And then there's money, which I'm lucky and grateful isn't a big issue for me. The Bank of Mum & Dad have kindly allowed me to pay them back without interest in my own time. I have promptly informed them that the loan will not be paid back any time soon, but by the time it will I will probably need a new loan to fund my South America Adventure. Fingers crossed that doesn't happen but Money Management & Grace aren't fully acquainted yet so I'm playing it by ear.

So really that is What I'm Doing. Trying to keep my head above water with a lot of red wine, baked goods and great company. It's not a bad life and I do love the problems I have, if you can call them that. This is What I'm Doing - juggling a to-do-list with small rituals that involve lots of food, hot drinks and I'm going to write it again... red, red, wine.

Makes me wonder what other peoples To-Do Lists look like?

Friday, June 15, 2012

The Unattractive Necessity of Growing Up

Growing up is supposed to be about a lot of things. Pushing past the initial gag-reaction to espresso style coffee and fostering an addiction to it. Realising you'd prefer to stay indoors with a pre-recorded tv show or downloaded movie than go out til 3am "just cause". Getting a job where you're not allowed to wear clothes with rips, studs or holes in them (unless you're a creative, in which case get your hipster on). It's said to be about letting go of a lot of routines that involve hangovers, bad choices and misadventures.

Yet behind the transition from binge-drinking to wine-snobbery there's the bigger indicators that distinguish actually growing up from just learning to look the part. Coffee and a blazer don't make a legitimate adult. If that were true, every girl in my Public Relations cohort would have a certificate of maturity - with honours (and that just isn't true).

When you separate the image from reality it's obvious that it's not glamorous, it's not even tumblr worthy. Growing up is about responsibility and decisions.

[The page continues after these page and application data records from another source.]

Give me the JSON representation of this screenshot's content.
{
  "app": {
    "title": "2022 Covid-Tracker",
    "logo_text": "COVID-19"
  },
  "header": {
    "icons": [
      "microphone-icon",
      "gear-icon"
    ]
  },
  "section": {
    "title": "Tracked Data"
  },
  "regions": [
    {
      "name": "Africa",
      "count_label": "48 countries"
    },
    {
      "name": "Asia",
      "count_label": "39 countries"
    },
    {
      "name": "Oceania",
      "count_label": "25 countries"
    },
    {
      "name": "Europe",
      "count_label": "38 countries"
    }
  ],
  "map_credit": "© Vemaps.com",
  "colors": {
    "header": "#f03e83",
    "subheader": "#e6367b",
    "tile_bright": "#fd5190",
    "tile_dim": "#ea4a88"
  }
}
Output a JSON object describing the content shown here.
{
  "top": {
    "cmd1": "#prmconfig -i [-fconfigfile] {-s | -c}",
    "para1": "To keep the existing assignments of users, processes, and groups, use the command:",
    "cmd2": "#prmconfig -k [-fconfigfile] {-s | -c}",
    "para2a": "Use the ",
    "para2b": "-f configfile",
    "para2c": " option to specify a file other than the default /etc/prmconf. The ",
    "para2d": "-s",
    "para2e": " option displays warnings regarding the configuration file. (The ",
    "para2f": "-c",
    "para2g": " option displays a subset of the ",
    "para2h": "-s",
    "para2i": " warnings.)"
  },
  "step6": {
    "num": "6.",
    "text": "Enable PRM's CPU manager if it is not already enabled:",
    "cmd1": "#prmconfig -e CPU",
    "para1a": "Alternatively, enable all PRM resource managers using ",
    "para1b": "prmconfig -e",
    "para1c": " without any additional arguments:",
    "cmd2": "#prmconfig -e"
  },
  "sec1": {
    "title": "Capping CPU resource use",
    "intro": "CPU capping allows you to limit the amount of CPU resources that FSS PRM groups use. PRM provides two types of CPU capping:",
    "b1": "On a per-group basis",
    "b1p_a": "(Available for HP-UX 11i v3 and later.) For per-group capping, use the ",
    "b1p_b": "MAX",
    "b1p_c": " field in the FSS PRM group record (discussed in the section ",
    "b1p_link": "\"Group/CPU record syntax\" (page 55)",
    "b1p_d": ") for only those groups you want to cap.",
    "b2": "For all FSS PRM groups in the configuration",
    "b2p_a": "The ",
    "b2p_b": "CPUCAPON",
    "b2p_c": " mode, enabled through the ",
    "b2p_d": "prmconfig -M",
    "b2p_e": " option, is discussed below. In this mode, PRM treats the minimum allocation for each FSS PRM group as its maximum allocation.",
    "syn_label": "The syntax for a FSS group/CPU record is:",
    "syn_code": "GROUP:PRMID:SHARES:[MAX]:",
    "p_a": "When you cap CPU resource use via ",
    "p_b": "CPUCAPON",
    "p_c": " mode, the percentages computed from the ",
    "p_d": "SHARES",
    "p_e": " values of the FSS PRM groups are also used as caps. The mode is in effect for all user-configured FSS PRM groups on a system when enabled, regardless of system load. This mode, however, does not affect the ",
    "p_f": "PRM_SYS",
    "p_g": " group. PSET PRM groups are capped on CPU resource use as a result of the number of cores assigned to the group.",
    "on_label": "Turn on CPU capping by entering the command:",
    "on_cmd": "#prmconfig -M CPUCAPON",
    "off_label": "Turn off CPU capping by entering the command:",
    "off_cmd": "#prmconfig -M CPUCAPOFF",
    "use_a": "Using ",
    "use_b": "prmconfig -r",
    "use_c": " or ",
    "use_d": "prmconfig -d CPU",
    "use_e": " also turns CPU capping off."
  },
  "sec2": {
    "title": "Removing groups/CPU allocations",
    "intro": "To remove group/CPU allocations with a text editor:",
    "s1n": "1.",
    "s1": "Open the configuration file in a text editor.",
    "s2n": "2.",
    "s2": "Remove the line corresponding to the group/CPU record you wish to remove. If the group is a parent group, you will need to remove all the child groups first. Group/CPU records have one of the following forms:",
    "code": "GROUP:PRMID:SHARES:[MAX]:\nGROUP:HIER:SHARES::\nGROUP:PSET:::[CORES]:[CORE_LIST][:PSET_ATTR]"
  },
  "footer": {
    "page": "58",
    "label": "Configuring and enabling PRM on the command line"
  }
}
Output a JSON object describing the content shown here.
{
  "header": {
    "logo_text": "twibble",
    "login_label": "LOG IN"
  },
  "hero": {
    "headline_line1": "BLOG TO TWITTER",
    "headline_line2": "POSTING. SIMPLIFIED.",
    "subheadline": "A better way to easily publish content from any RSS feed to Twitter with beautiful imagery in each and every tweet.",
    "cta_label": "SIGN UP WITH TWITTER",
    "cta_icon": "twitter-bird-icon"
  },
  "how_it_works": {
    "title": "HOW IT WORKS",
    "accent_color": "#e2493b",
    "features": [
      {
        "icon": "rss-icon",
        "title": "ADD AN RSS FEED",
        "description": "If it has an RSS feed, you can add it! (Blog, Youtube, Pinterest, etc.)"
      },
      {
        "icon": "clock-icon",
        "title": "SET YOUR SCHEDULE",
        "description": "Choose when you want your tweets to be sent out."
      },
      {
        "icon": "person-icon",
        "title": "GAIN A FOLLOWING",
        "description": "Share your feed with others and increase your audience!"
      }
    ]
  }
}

You can't put that on instagram - who would like it?

It's not about responsibility for your taxes, your own laundry or even feeding yourself (although that's part of it); it's more about understanding that our youth isn't a disclaimer of non-accountability. It's about waking up and taking into account people and situations from a perspective outside of ourselves.

God knows I've still got a hell of a lot of growing up to do but this post is coming from a place of learning curves. What happens when you grow up is that you realise you're not the only person that matters, you realise what a tiny space you occupy in the world and that makes you first scared and then in awe. After that passes, the understanding comes and you can't go back to tantrums, selfishness or that ever-attractive youthful ignorance.

You have to choose whether you're going to be the "bigger person," take the "high road". You have to decide what's good for you, who is good for you and equally what you're good for and who you're good for. That responsibility is no mean feat. It often means not ending up with what you want. Mostly it means breaking things up, letting things go and moving on. Where's the fun in that?

And growing up isn't confined to the ages of 16 - 25, some people are forced to grow up young and others won't be pushed to do so until late in life. Whatever the age, it's separating the kids from the big boys. The kids are fun, funny, fun-loving but you wouldn't necessarily trust them to be there when you're in between a rock and a hard place. It's the big boys that make the tough calls, hard-fought decisions of conscience and reason that make the difference in the end.

So here's my revelation for the week. Growing up isn't fun, it's not meant to be.. but it sure as hell beats making the same mistakes and not getting anywhere. It's no motivating promo ad for sportswear but Growing Up is about being in the right with your decisions, even though being wrong would have been easier and more fun.

Here's to being alright with making it right. 'Cause that's how grown ups do.